During World War II nearly 150,000 Americans served in the U.S. Naval Armed Guard protecting merchant ships and their precious cargoes around the globe, yet this branch of the Navy and its significant contributions to the war effort are little known to the public. As gunners, radio operators, signalmen, and medics assigned to some 6,000 merchant ships, the guardsmen helped get desperately needed supplies to their destinations. Often working under horrendous conditions, they frequently engaged the enemy in the U-boat-infested Atlantic, on the deadly Murmansk Run, and in the Mediterranean, Pacific, and Indian oceans. To tell their story Justin Gleichauf spent five years gathering material and interviewing more than one hundred Naval Armed Guard veterans.

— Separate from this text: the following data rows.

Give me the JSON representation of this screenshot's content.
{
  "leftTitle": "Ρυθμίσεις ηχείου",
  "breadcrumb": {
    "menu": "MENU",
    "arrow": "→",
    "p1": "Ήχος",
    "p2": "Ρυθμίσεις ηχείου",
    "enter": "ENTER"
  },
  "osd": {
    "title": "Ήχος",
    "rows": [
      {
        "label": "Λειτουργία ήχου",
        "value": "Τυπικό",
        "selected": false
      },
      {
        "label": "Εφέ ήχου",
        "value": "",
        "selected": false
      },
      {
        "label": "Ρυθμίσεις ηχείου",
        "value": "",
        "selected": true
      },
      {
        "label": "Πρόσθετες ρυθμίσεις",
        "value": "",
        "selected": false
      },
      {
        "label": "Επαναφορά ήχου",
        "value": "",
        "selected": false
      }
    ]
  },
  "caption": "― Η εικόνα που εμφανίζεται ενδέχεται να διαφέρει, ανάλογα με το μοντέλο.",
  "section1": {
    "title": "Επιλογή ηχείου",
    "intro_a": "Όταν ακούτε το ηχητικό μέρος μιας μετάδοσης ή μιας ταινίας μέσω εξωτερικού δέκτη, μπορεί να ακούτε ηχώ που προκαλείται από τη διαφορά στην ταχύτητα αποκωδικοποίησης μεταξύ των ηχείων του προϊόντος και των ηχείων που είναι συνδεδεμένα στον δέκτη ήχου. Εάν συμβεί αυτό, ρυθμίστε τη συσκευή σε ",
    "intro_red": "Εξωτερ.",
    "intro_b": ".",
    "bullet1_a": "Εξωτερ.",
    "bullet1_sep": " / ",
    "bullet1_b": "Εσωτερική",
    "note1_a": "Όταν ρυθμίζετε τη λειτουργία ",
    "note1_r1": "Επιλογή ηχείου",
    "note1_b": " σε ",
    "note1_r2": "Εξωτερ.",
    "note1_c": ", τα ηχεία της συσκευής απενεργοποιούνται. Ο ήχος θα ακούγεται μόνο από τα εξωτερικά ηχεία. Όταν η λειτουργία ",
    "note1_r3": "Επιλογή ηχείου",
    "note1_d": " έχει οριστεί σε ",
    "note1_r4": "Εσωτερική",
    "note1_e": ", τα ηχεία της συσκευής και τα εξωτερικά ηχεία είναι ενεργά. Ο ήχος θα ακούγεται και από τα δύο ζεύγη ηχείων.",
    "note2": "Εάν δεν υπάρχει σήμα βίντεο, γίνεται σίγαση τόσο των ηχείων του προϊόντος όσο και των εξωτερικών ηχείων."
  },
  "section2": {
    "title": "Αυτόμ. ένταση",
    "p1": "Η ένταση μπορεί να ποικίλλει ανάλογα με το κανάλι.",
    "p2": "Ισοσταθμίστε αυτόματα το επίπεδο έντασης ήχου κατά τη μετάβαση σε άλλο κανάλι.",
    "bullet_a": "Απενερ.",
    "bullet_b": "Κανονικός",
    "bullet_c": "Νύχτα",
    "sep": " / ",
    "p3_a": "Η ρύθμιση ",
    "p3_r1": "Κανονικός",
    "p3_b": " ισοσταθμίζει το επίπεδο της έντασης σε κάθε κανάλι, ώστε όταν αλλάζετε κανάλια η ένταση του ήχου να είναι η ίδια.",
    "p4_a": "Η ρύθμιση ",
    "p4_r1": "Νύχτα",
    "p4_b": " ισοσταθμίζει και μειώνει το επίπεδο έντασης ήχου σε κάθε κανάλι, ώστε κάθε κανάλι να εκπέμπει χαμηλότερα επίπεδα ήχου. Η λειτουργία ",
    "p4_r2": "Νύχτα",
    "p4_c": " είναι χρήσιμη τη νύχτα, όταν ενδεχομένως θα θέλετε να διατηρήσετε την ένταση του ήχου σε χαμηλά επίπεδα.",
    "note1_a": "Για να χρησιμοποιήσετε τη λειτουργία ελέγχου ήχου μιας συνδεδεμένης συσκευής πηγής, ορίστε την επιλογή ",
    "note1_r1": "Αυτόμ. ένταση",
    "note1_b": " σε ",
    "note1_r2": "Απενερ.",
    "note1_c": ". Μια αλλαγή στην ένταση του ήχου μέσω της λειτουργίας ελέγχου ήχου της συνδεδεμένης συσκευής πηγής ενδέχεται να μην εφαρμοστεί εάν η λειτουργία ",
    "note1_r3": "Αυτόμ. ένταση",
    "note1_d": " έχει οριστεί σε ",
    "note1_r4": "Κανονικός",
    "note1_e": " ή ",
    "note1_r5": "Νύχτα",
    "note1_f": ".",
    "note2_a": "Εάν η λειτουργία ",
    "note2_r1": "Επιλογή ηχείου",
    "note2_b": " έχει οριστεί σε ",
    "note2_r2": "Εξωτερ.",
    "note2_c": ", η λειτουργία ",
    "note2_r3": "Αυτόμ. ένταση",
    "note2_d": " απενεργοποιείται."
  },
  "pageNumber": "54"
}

This dramatic narrative history draws heavily on those interviews. The author backs up their lively firsthand accounts with an authoritative analysis of their activities. The result is a complete picture of life aboard an astounding variety of vessels, including the famed Liberty ships. His book includes background information on the Armed Guard in World War I and the events that led to its reactivation in April 1941. This tribute to the wartime service of the so-called stepchildren of the U.S. Navy adds important data to the historical record while giving the general reader a new appreciation of the war at sea.